One interesting thing was their ad for a prize giveaway twice a week for a month and a half. Every Tuesday and Thursday, from Jan. 6 to Feb. 27, log on to, click on that day's prize, and you'll be entered to win.

The other interesting thing was that John Thorne is #24 on the top 100 list. This was of special interest to me not only because of my long-time fandom of Thorne's writing but because he graciously gave me permission to podcast his newest book, Mouth Wide Open. I am doing occasional episodes with chapters of his book at Forgotten Classics, which you can find here.

Friday, January 02, 2009

Top 5 6 Food Books of 2008

Why 6? Because it's one more than 5. In no particular order and chosen from books I read in 2008. Links are to my reviews.
  1. A Tale of Twelve Kitchens by Jake Tilson
  2. The Last Chinese Cook by Nicole Mones
  3. Beyond the Great Wall by Jeffrey Alford and Naomi Duguid: this book deserves a full-blown review but for the moment let me say that this is Alford and Duguid's best book to date. Focusing on the regions of China that we do not often hear of, especially culinarily, this book showcases their customary excellent photography, usable recipes unique to each region, and (best of all) interested understanding of the people they encounter. For those who say that the best way to peace is to understand others, their books goes a great way toward promoting that doctrine.
  4. How to Pick a Peach by Russ Parsons
  5. Gumbo Tales by Sara Roahen (The recipe she sent me for Turkey Bone Gumbo is kick-ass, y'all)

Dishonorable Mention
  • How to Eat Supper - book design which makes it almost unreadable.
  • Around the World in 80 Dinners by Cheryl & Bill Jamison: Perhaps I feel this so deeply because I have been a fan of the Jamisons' writing since they began publishing long ago. Their Texas Home Cooking is hands-down the best overall book I've ever come across to represent true Texas cooking. With this book they show themselves in an uglier light, however. Jarringly dragging in politics whenever possible (and not just in the way that has become popular in food writing these days), we then are treated to simplistic overviews of the places and people they encounter ... unless that would happen to be a honored Australian wine producer putting on a lavish meal for them.

    Small towns are often dismissed flippantly because there is nothing that Cheryl would care to buy there.
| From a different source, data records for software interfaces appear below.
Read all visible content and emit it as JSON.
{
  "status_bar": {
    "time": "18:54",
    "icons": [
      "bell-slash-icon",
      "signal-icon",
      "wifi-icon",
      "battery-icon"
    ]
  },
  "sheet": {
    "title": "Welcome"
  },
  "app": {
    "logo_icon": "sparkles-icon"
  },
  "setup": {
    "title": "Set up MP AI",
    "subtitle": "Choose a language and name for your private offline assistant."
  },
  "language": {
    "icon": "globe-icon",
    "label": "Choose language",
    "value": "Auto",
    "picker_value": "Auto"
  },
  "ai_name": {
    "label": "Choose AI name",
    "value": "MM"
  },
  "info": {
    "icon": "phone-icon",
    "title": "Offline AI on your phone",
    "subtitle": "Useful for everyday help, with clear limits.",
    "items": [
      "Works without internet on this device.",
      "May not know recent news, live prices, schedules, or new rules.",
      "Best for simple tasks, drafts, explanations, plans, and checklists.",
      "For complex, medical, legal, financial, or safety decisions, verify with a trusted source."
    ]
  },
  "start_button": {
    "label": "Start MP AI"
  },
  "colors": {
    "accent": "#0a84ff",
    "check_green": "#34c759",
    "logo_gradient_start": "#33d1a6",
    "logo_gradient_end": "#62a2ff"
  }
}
I was astounded at how often they cheerily record Bill's snarky put-downs based on the sheerest of reasons. Yes, I know that he thinks he's funny but take it from me, he and Cheryl would be the only ones laughing if these muttered asides were said aloud. I now look at my Texas Home Cooking and wonder just how many times such a put-down was muttered before or after meeting some of the regular folks they encountered in Texas. Try reading some of this book and then comparing it with Beyond the Great Wall or A Tale of Twelve Kitchens where the authors always had genuine, honest interest in the places and people around them, despite less than favorable conditions. This book was such a disappointment that I could only make myself read half of it.